**Task details**
The response must be made up of the lines in the entries below that contain "chevron".

Data listing below:

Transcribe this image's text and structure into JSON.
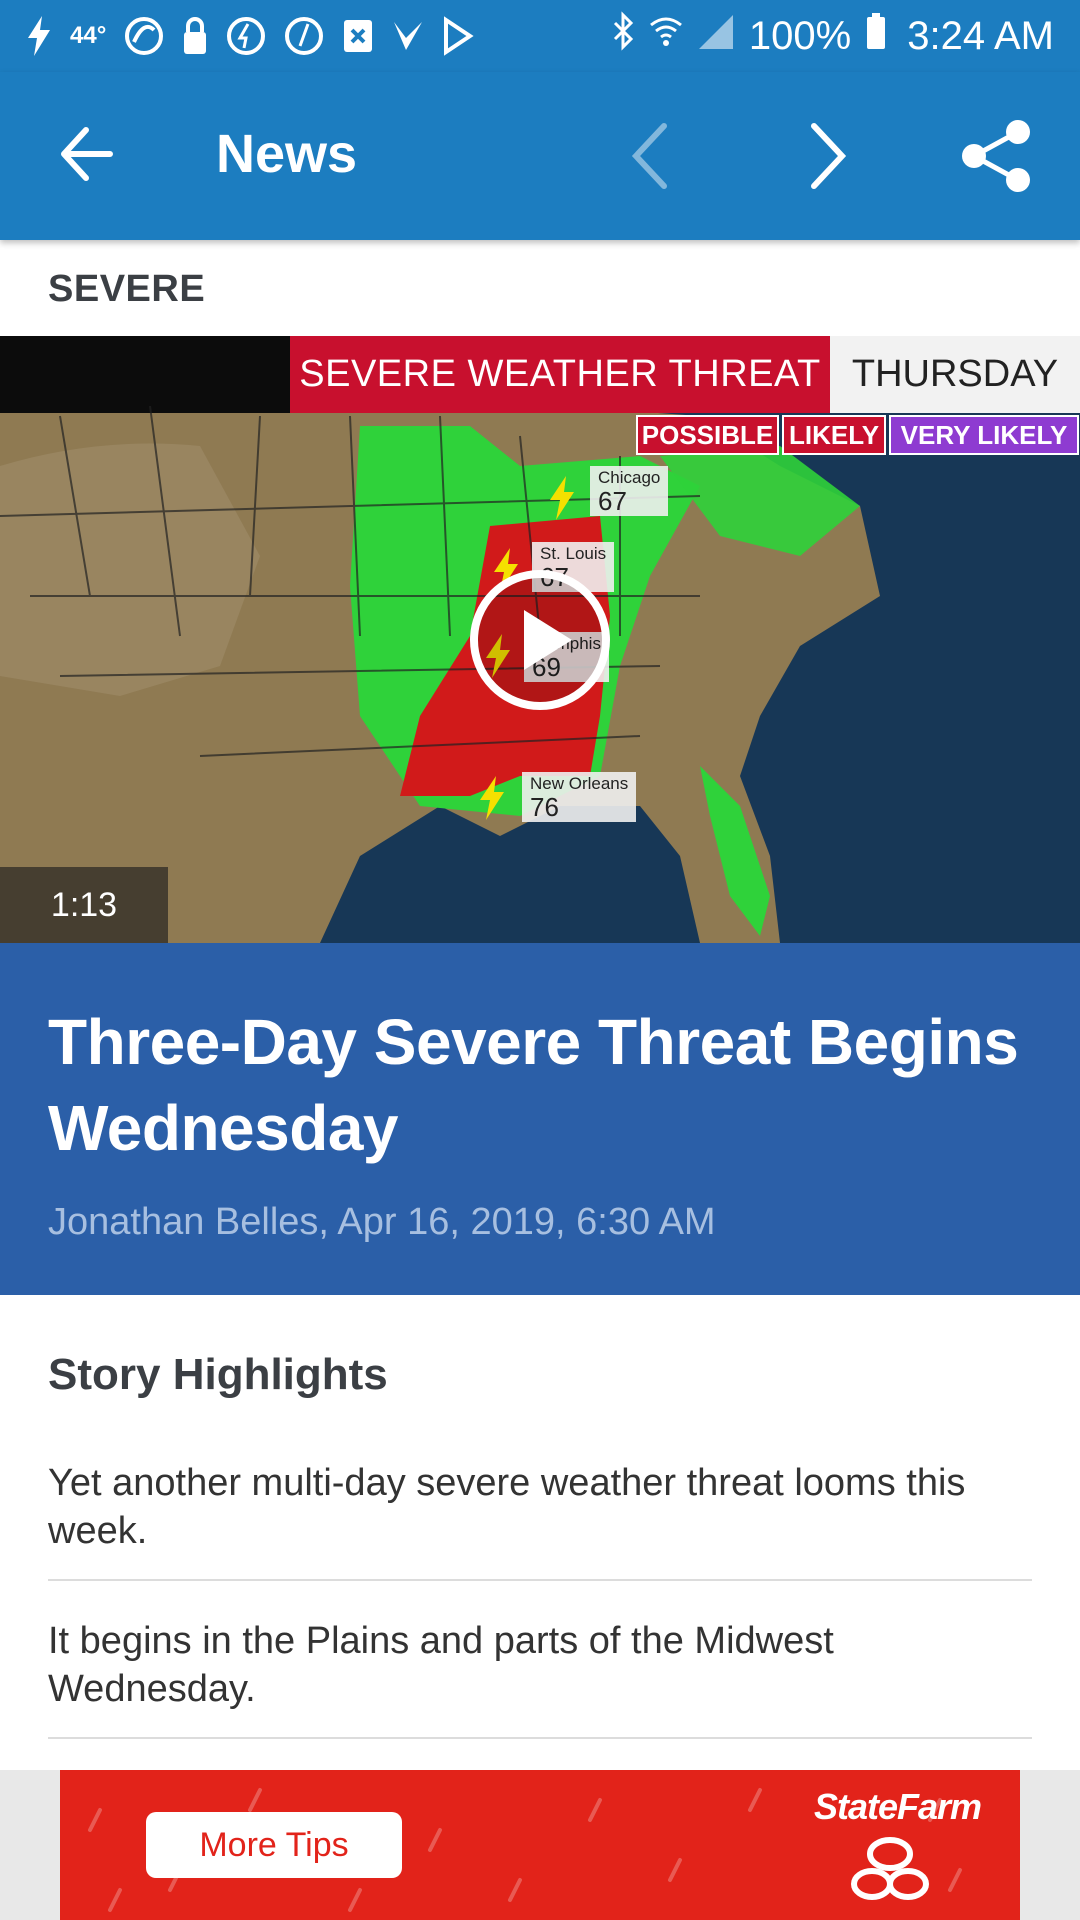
{
  "status_bar": {
    "temperature": "44°",
    "battery_percent": "100%",
    "time": "3:24 AM",
    "left_icons": [
      "flash-icon",
      "hurricane-icon",
      "lock-icon",
      "clock-icon",
      "clock-icon",
      "x-box-icon",
      "check-icon",
      "play-store-icon"
    ],
    "right_icons": [
      "bluetooth-icon",
      "wifi-icon",
      "signal-icon",
      "battery-icon"
    ]
  },
  "app_bar": {
    "title": "News",
    "back_icon": "arrow-left-icon",
    "prev_icon": "chevron-left-icon",
    "next_icon": "chevron-right-icon",
    "share_icon": "share-icon",
    "color": "#1c7dc0"
  },
  "article": {
    "category": "SEVERE",
    "video": {
      "banner_title": "SEVERE WEATHER THREAT",
      "banner_day": "THURSDAY",
      "legend": [
        "POSSIBLE",
        "LIKELY",
        "VERY LIKELY"
      ],
      "cities": [
        {
          "name": "Chicago",
          "temp": "67"
        },
        {
          "name": "St. Louis",
          "temp": "67"
        },
        {
          "name": "Memphis",
          "temp": "69"
        },
        {
          "name": "New Orleans",
          "temp": "76"
        }
      ],
      "duration": "1:13"
    },
    "headline": "Three-Day Severe Threat Begins Wednesday",
    "byline": "Jonathan Belles, Apr 16, 2019, 6:30 AM",
    "headline_bg": "#2b5fa8"
  },
  "highlights": {
    "title": "Story Highlights",
    "items": [
      "Yet another multi-day severe weather threat looms this week.",
      "It begins in the Plains and parts of the Midwest Wednesday."
    ]
  },
  "ad": {
    "button_label": "More Tips",
    "brand": "StateFarm",
    "bg_color": "#e2231a"
  }
}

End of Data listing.

**Reply to the exercise**
    "prev_icon": "chevron-left-icon",
    "next_icon": "chevron-right-icon",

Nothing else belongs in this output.